▶ [Work instruction] All of the entries need to be set down exactly as they read.

═════ Input material

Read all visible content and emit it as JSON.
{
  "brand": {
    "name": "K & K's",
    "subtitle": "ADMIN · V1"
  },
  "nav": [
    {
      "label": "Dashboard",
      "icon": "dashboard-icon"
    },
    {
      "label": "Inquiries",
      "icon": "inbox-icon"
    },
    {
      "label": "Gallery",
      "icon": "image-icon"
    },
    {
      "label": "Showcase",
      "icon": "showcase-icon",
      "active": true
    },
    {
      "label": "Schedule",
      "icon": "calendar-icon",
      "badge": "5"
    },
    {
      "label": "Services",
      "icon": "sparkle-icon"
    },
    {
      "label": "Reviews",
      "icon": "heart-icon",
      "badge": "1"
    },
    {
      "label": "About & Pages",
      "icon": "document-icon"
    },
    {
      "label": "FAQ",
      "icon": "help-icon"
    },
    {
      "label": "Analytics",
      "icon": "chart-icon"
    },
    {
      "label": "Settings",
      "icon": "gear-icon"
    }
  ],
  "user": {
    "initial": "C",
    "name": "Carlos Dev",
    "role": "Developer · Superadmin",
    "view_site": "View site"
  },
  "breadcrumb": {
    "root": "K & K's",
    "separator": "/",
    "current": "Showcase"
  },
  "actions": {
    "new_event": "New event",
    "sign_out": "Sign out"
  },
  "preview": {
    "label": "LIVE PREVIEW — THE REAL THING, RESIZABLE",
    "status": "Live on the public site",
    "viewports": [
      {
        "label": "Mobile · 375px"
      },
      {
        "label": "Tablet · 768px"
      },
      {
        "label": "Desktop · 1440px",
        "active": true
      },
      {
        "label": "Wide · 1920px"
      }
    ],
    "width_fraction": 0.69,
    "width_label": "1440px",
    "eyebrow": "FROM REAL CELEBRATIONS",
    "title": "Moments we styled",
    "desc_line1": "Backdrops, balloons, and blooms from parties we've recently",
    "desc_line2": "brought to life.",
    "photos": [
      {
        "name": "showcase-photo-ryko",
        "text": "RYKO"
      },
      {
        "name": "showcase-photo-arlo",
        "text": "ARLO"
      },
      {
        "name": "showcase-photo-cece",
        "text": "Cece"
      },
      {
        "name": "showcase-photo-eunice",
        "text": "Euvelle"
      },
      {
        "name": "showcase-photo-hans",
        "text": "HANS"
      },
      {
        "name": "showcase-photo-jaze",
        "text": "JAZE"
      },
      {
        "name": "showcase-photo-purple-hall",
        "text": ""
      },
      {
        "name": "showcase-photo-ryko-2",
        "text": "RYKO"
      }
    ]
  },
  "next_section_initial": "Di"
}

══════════

▶ [Result of the task]
Read all visible content and emit it as JSON.
{
  "brand": {
    "name": "K & K's",
    "subtitle": "ADMIN · V1"
  },
  "nav": [
    {
      "label": "Dashboard",
      "icon": "dashboard-icon"
    },
    {
      "label": "Inquiries",
      "icon": "inbox-icon"
    },
    {
      "label": "Gallery",
      "icon": "image-icon"
    },
    {
      "label": "Showcase",
      "icon": "showcase-icon",
      "active": true
    },
    {
      "label": "Schedule",
      "icon": "calendar-icon",
      "badge": "5"
    },
    {
      "label": "Services",
      "icon": "sparkle-icon"
    },
    {
      "label": "Reviews",
      "icon": "heart-icon",
      "badge": "1"
    },
    {
      "label": "About & Pages",
      "icon": "document-icon"
    },
    {
      "label": "FAQ",
      "icon": "help-icon"
    },
    {
      "label": "Analytics",
      "icon": "chart-icon"
    },
    {
      "label": "Settings",
      "icon": "gear-icon"
    }
  ],
  "user": {
    "initial": "C",
    "name": "Carlos Dev",
    "role": "Developer · Superadmin",
    "view_site": "View site"
  },
  "breadcrumb": {
    "root": "K & K's",
    "separator": "/",
    "current": "Showcase"
  },
  "actions": {
    "new_event": "New event",
    "sign_out": "Sign out"
  },
  "preview": {
    "label": "LIVE PREVIEW — THE REAL THING, RESIZABLE",
    "status": "Live on the public site",
    "viewports": [
      {
        "label": "Mobile · 375px"
      },
      {
        "label": "Tablet · 768px"
      },
      {
        "label": "Desktop · 1440px",
        "active": true
      },
      {
        "label": "Wide · 1920px"
      }
    ],
    "width_fraction": 0.69,
    "width_label": "1440px",
    "eyebrow": "FROM REAL CELEBRATIONS",
    "title": "Moments we styled",
    "desc_line1": "Backdrops, balloons, and blooms from parties we've recently",
    "desc_line2": "brought to life.",
    "photos": [
      {
        "name": "showcase-photo-ryko",
        "text": "RYKO"
      },
      {
        "name": "showcase-photo-arlo",
        "text": "ARLO"
      },
      {
        "name": "showcase-photo-cece",
        "text": "Cece"
      },
      {
        "name": "showcase-photo-eunice",
        "text": "Euvelle"
      },
      {
        "name": "showcase-photo-hans",
        "text": "HANS"
      },
      {
        "name": "showcase-photo-jaze",
        "text": "JAZE"
      },
      {
        "name": "showcase-photo-purple-hall",
        "text": ""
      },
      {
        "name": "showcase-photo-ryko-2",
        "text": "RYKO"
      }
    ]
  },
  "next_section_initial": "Di"
}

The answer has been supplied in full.